MATERIAL SHOWN START
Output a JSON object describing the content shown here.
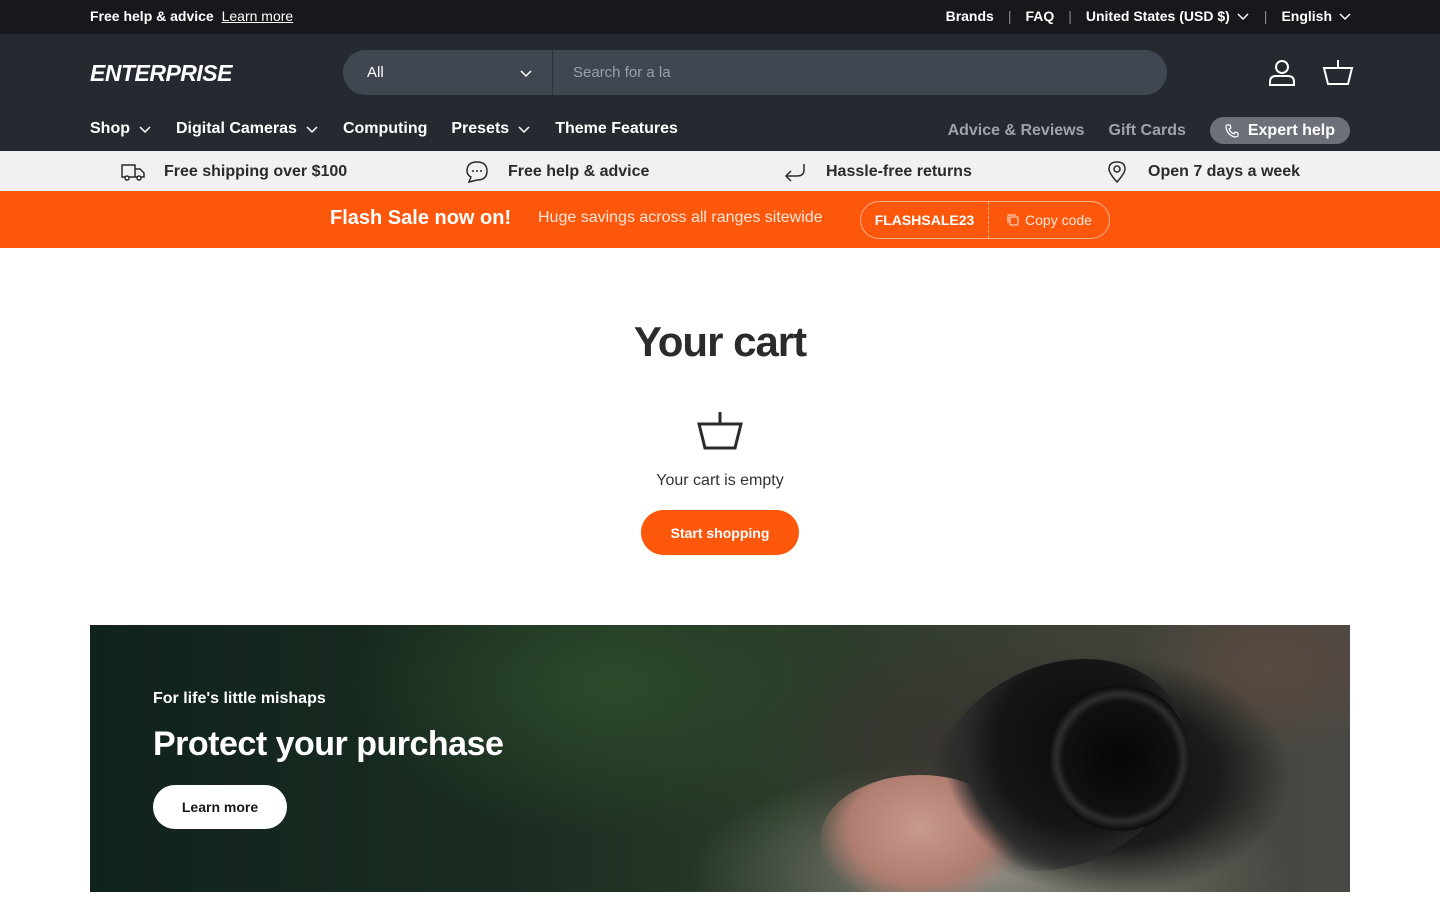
{
  "announcement": {
    "text": "Free help & advice",
    "link": "Learn more",
    "right_links": [
      "Brands",
      "FAQ"
    ],
    "currency": "United States (USD $)",
    "language": "English"
  },
  "header": {
    "logo": "ENTERPRISE",
    "search": {
      "category": "All",
      "placeholder": "Search for a la"
    }
  },
  "nav": {
    "left": [
      {
        "label": "Shop",
        "dropdown": true
      },
      {
        "label": "Digital Cameras",
        "dropdown": true
      },
      {
        "label": "Computing",
        "dropdown": false
      },
      {
        "label": "Presets",
        "dropdown": true
      },
      {
        "label": "Theme Features",
        "dropdown": false
      }
    ],
    "right": [
      "Advice & Reviews",
      "Gift Cards"
    ],
    "expert_help": "Expert help"
  },
  "usp": [
    {
      "icon": "truck-icon",
      "label": "Free shipping over $100"
    },
    {
      "icon": "chat-icon",
      "label": "Free help & advice"
    },
    {
      "icon": "return-arrow-icon",
      "label": "Hassle-free returns"
    },
    {
      "icon": "location-pin-icon",
      "label": "Open 7 days a week"
    }
  ],
  "flash_sale": {
    "title": "Flash Sale now on!",
    "subtitle": "Huge savings across all ranges sitewide",
    "code": "FLASHSALE23",
    "copy_label": "Copy code"
  },
  "cart": {
    "title": "Your cart",
    "empty_text": "Your cart is empty",
    "cta": "Start shopping"
  },
  "banner": {
    "kicker": "For life's little mishaps",
    "title": "Protect your purchase",
    "cta": "Learn more"
  },
  "colors": {
    "accent": "#fd570b",
    "header_bg": "#252a31",
    "announce_bg": "#16181b",
    "usp_bg": "#f1f1f1"
  }
}
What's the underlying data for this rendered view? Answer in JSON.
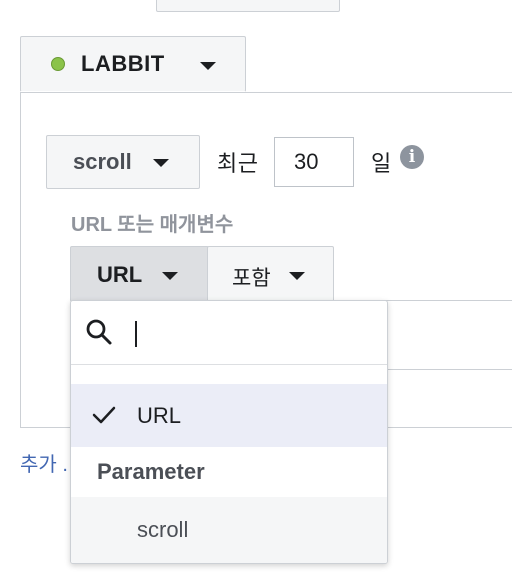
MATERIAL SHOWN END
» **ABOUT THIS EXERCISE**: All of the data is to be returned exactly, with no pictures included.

» **RESPONSE BOX**:
Output a JSON object describing the content shown here.
{
  "announcement": {
    "text": "Free help & advice",
    "link": "Learn more",
    "right_links": [
      "Brands",
      "FAQ"
    ],
    "currency": "United States (USD $)",
    "language": "English"
  },
  "header": {
    "logo": "ENTERPRISE",
    "search": {
      "category": "All",
      "placeholder": "Search for a la"
    }
  },
  "nav": {
    "left": [
      {
        "label": "Shop",
        "dropdown": true
      },
      {
        "label": "Digital Cameras",
        "dropdown": true
      },
      {
        "label": "Computing",
        "dropdown": false
      },
      {
        "label": "Presets",
        "dropdown": true
      },
      {
        "label": "Theme Features",
        "dropdown": false
      }
    ],
    "right": [
      "Advice & Reviews",
      "Gift Cards"
    ],
    "expert_help": "Expert help"
  },
  "usp": [
    {
      "icon": "truck-icon",
      "label": "Free shipping over $100"
    },
    {
      "icon": "chat-icon",
      "label": "Free help & advice"
    },
    {
      "icon": "return-arrow-icon",
      "label": "Hassle-free returns"
    },
    {
      "icon": "location-pin-icon",
      "label": "Open 7 days a week"
    }
  ],
  "flash_sale": {
    "title": "Flash Sale now on!",
    "subtitle": "Huge savings across all ranges sitewide",
    "code": "FLASHSALE23",
    "copy_label": "Copy code"
  },
  "cart": {
    "title": "Your cart",
    "empty_text": "Your cart is empty",
    "cta": "Start shopping"
  },
  "banner": {
    "kicker": "For life's little mishaps",
    "title": "Protect your purchase",
    "cta": "Learn more"
  },
  "colors": {
    "accent": "#fd570b",
    "header_bg": "#252a31",
    "announce_bg": "#16181b",
    "usp_bg": "#f1f1f1"
  }
}
What's the underlying data for this rendered view? Answer in JSON.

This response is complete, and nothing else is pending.